BEGIN Input records
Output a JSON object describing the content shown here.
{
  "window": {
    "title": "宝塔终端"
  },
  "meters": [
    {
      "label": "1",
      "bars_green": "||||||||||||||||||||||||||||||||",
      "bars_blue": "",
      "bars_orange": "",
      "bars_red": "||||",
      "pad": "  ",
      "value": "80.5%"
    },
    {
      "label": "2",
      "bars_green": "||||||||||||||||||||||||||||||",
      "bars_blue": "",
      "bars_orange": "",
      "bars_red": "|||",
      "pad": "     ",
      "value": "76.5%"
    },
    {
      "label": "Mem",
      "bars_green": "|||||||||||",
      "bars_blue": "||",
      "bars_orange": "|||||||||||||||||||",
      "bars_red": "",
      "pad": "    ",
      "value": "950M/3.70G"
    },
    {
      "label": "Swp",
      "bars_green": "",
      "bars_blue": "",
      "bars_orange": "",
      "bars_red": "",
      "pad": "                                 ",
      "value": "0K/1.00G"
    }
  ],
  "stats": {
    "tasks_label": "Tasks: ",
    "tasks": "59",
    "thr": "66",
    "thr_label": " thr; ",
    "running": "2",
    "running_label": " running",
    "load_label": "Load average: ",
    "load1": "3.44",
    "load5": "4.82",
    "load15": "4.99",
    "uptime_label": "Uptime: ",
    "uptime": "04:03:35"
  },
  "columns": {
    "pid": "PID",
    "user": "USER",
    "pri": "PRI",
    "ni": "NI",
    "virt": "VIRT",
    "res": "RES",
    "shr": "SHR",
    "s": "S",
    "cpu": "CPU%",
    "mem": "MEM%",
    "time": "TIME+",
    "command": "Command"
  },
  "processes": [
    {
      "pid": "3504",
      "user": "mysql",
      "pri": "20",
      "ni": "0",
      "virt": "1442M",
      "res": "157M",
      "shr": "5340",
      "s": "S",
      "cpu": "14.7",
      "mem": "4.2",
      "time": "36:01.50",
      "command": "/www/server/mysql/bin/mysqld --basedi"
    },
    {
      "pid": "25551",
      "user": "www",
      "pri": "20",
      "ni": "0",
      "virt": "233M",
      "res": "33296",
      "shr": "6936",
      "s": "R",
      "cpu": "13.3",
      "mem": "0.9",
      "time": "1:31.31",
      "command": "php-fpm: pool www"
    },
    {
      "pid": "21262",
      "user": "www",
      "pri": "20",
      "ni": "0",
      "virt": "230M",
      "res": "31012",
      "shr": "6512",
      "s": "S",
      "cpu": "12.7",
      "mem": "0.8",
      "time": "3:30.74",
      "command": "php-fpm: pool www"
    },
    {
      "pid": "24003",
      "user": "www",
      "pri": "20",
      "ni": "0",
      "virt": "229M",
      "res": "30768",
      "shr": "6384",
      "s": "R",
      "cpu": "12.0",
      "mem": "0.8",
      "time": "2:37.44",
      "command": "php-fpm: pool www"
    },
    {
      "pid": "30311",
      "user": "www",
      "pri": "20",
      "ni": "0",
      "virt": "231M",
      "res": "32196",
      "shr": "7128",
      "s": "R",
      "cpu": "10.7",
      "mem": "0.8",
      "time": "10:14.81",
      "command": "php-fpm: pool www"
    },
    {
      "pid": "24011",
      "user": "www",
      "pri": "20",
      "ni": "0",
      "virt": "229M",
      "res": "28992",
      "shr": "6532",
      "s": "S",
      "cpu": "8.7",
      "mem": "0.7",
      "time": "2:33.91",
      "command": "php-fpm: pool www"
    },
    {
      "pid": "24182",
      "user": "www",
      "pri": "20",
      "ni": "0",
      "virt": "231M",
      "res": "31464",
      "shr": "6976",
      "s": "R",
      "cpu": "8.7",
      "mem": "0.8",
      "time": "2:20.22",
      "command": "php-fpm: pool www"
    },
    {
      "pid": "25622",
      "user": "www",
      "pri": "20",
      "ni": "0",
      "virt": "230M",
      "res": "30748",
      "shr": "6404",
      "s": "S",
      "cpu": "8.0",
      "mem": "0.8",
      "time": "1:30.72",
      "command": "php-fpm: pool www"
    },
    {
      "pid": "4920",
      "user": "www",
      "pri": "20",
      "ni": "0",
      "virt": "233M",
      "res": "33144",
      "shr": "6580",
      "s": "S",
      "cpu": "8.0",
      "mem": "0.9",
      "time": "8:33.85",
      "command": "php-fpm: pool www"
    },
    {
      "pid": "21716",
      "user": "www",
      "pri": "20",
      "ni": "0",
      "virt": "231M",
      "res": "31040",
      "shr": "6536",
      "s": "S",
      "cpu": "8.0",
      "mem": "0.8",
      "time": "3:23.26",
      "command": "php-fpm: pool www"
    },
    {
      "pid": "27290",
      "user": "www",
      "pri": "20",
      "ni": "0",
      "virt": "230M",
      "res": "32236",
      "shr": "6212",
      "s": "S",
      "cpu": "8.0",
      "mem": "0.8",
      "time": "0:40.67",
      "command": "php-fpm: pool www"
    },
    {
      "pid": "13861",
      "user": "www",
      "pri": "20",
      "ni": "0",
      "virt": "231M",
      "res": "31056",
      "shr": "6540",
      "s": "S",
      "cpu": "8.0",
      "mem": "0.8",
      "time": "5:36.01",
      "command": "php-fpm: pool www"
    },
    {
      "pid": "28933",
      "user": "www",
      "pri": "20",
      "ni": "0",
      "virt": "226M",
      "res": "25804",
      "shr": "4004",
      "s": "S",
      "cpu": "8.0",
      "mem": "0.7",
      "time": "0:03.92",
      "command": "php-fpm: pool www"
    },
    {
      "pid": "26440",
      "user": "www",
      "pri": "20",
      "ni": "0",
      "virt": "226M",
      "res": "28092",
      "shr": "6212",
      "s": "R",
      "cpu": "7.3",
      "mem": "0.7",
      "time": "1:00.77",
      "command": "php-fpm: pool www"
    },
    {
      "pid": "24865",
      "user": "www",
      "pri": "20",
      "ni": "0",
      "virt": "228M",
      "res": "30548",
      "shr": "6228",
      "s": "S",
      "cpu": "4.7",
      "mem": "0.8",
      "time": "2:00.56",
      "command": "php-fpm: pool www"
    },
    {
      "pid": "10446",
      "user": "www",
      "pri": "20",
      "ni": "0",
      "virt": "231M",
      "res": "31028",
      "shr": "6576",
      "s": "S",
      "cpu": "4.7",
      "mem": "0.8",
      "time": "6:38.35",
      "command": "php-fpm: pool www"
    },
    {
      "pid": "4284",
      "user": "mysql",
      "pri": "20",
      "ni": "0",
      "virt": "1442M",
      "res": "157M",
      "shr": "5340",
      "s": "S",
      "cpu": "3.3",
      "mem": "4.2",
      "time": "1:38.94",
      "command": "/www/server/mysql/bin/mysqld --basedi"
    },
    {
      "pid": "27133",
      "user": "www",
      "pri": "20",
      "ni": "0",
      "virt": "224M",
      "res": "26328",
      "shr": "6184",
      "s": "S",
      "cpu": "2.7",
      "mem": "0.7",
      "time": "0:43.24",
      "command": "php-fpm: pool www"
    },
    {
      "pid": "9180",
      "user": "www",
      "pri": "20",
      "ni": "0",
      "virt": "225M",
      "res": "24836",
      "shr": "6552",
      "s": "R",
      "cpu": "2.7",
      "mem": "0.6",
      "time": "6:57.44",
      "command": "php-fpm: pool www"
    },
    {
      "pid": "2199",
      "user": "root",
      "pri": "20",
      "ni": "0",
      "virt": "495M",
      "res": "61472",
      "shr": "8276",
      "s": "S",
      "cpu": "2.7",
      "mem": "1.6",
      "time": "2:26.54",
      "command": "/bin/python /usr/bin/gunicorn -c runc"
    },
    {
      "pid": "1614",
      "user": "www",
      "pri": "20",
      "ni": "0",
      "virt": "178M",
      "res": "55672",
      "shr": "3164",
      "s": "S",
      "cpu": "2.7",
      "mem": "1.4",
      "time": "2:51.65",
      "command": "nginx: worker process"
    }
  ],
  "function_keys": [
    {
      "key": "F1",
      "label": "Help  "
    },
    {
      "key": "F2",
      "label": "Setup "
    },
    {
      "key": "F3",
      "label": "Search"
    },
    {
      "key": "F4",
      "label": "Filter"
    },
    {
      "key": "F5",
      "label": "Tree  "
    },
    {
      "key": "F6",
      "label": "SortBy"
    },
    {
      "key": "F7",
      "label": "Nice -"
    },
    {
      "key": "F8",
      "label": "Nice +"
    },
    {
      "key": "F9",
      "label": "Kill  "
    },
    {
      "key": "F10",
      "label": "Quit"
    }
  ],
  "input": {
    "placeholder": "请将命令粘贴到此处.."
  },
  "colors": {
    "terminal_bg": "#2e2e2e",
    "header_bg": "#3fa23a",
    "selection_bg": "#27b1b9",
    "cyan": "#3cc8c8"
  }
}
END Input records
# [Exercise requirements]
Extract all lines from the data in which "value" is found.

# [Result of this task]
      "value": "80.5%"
      "value": "76.5%"
      "value": "950M/3.70G"
      "value": "0K/1.00G"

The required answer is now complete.